→ WHAT YOU WILL DO
Repeat only the lines below from the one that contains "Convert this screenshot" through the final line, exactly. Omit pictures.

Page and application data records
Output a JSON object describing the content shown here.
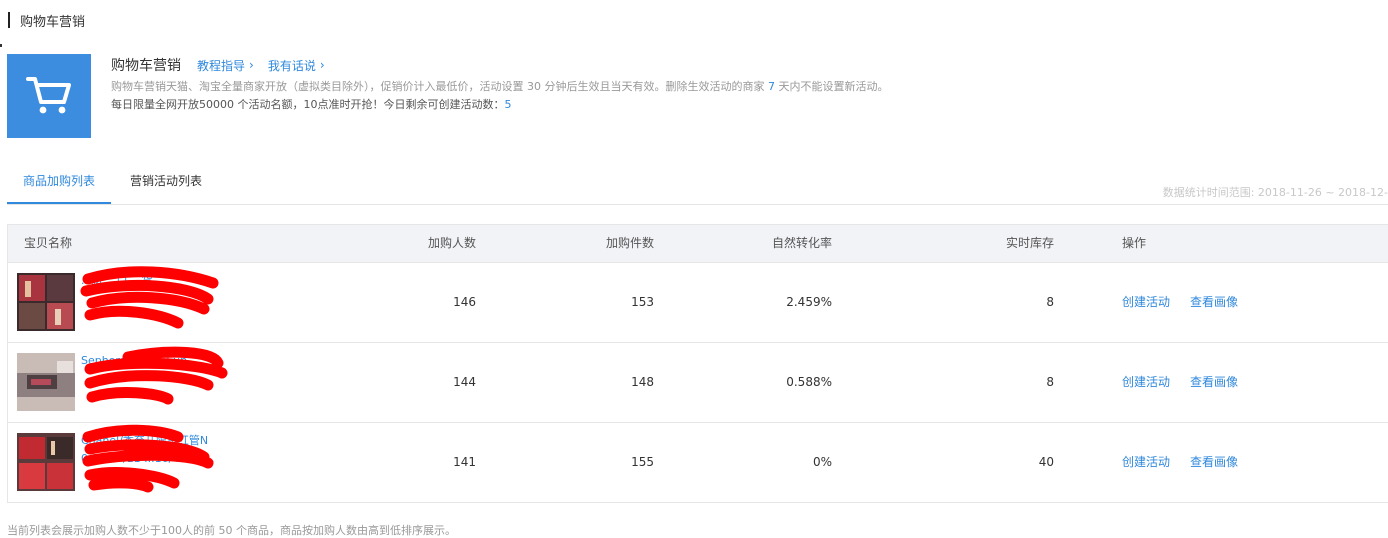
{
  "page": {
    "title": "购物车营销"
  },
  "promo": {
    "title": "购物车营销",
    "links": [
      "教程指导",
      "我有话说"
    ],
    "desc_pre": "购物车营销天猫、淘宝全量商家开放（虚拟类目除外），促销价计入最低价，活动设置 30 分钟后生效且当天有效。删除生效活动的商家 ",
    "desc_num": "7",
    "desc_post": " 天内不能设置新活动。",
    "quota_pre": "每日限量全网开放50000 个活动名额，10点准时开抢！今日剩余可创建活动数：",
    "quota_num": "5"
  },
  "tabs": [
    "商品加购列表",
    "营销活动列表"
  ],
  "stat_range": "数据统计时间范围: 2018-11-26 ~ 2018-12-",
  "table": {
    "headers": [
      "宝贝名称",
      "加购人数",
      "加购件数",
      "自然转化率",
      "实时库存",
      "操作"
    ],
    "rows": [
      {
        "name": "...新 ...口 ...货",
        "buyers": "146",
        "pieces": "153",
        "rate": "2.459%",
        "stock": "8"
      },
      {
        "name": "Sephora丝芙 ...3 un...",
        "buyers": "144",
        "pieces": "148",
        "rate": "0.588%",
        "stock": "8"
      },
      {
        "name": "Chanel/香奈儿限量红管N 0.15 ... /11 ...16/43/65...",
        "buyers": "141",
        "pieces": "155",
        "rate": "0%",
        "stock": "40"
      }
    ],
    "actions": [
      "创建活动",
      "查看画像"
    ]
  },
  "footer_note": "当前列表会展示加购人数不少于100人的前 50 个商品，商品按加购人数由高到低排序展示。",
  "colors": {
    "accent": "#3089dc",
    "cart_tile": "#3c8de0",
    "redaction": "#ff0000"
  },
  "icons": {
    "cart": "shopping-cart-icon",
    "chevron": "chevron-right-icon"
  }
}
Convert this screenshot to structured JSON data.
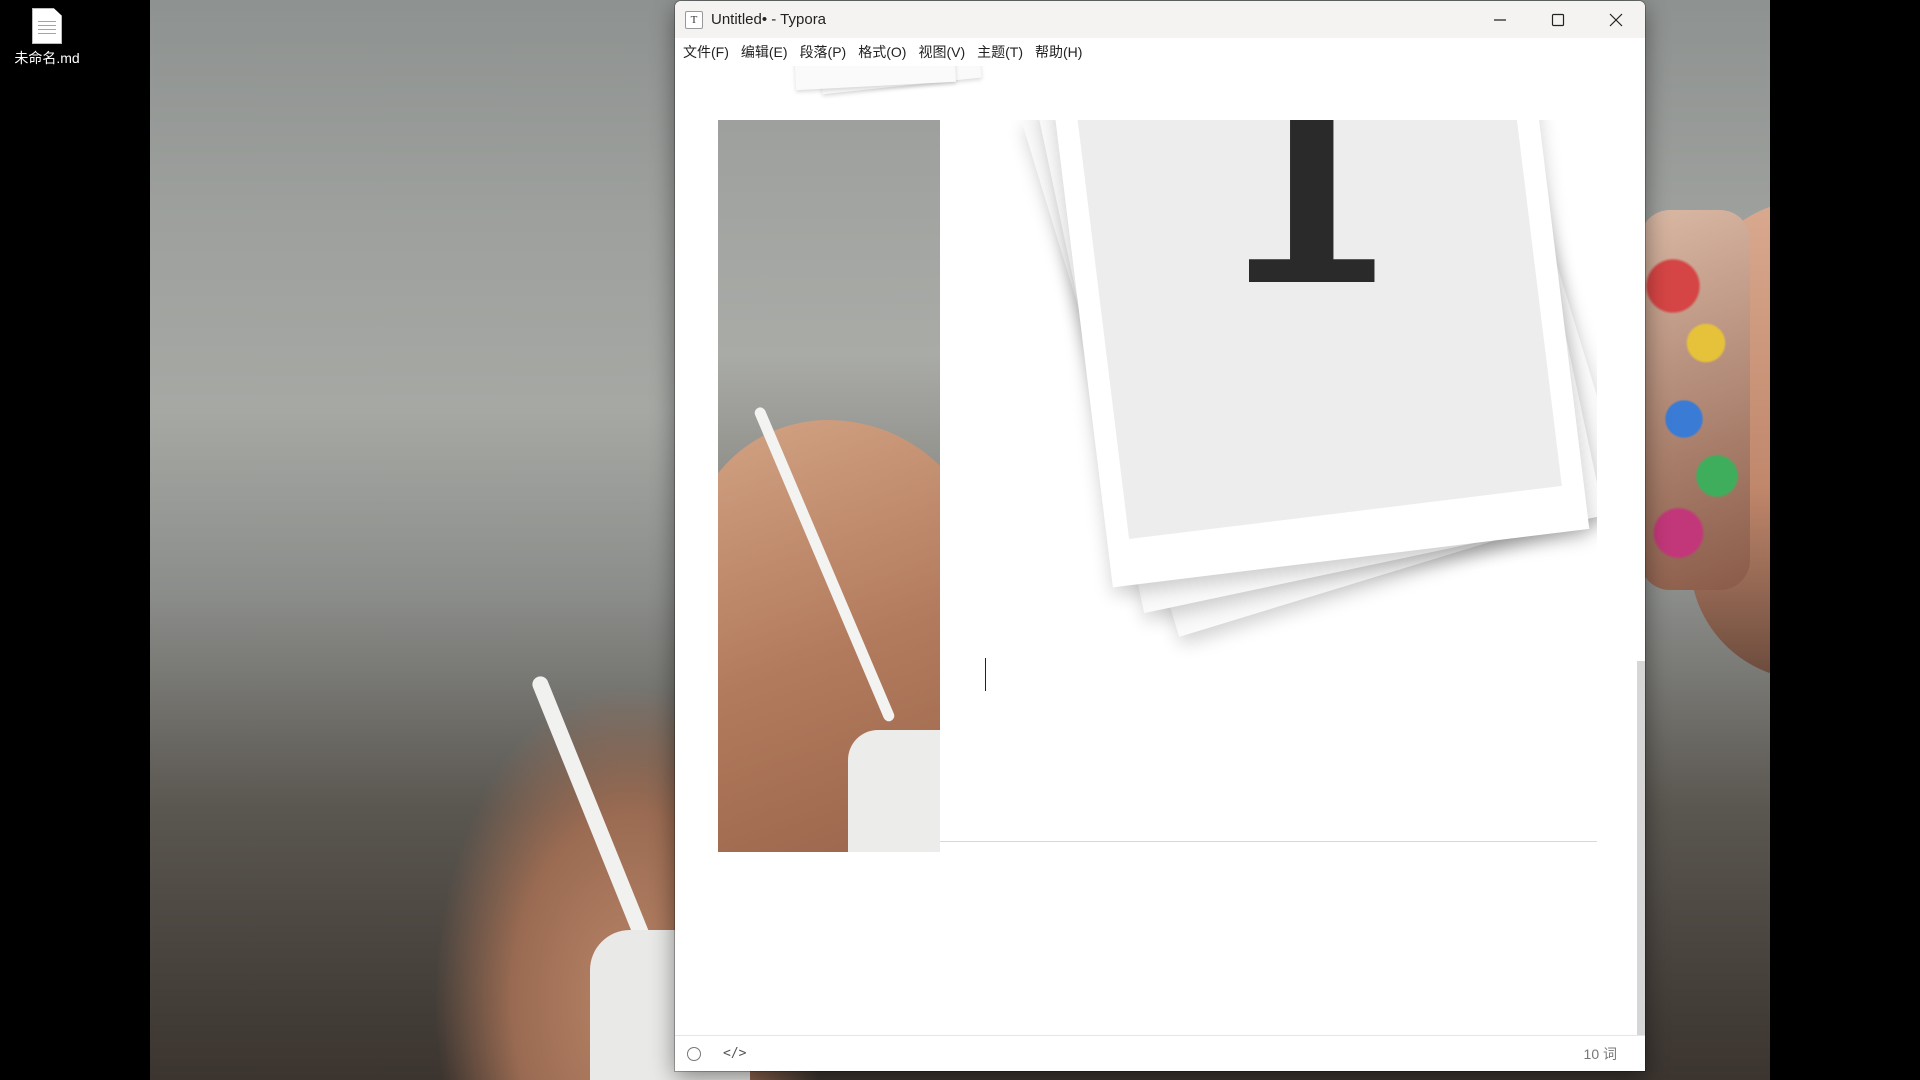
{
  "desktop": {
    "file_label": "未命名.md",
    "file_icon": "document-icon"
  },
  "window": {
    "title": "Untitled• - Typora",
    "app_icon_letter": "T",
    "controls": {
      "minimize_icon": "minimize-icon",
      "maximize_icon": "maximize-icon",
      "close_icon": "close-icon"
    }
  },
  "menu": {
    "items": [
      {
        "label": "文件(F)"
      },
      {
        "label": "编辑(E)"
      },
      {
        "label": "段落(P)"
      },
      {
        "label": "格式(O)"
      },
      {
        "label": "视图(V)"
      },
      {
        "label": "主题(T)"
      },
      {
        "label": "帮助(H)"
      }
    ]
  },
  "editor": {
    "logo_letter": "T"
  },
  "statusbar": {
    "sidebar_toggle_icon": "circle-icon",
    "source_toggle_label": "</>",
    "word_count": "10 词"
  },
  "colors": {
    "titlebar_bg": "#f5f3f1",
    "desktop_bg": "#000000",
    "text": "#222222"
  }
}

→ EXPECTED ANSWER
Convert this screenshot to structured JSON data.
{
  "desktop": {
    "file_label": "未命名.md",
    "file_icon": "document-icon"
  },
  "window": {
    "title": "Untitled• - Typora",
    "app_icon_letter": "T",
    "controls": {
      "minimize_icon": "minimize-icon",
      "maximize_icon": "maximize-icon",
      "close_icon": "close-icon"
    }
  },
  "menu": {
    "items": [
      {
        "label": "文件(F)"
      },
      {
        "label": "编辑(E)"
      },
      {
        "label": "段落(P)"
      },
      {
        "label": "格式(O)"
      },
      {
        "label": "视图(V)"
      },
      {
        "label": "主题(T)"
      },
      {
        "label": "帮助(H)"
      }
    ]
  },
  "editor": {
    "logo_letter": "T"
  },
  "statusbar": {
    "sidebar_toggle_icon": "circle-icon",
    "source_toggle_label": "</>",
    "word_count": "10 词"
  },
  "colors": {
    "titlebar_bg": "#f5f3f1",
    "desktop_bg": "#000000",
    "text": "#222222"
  }
}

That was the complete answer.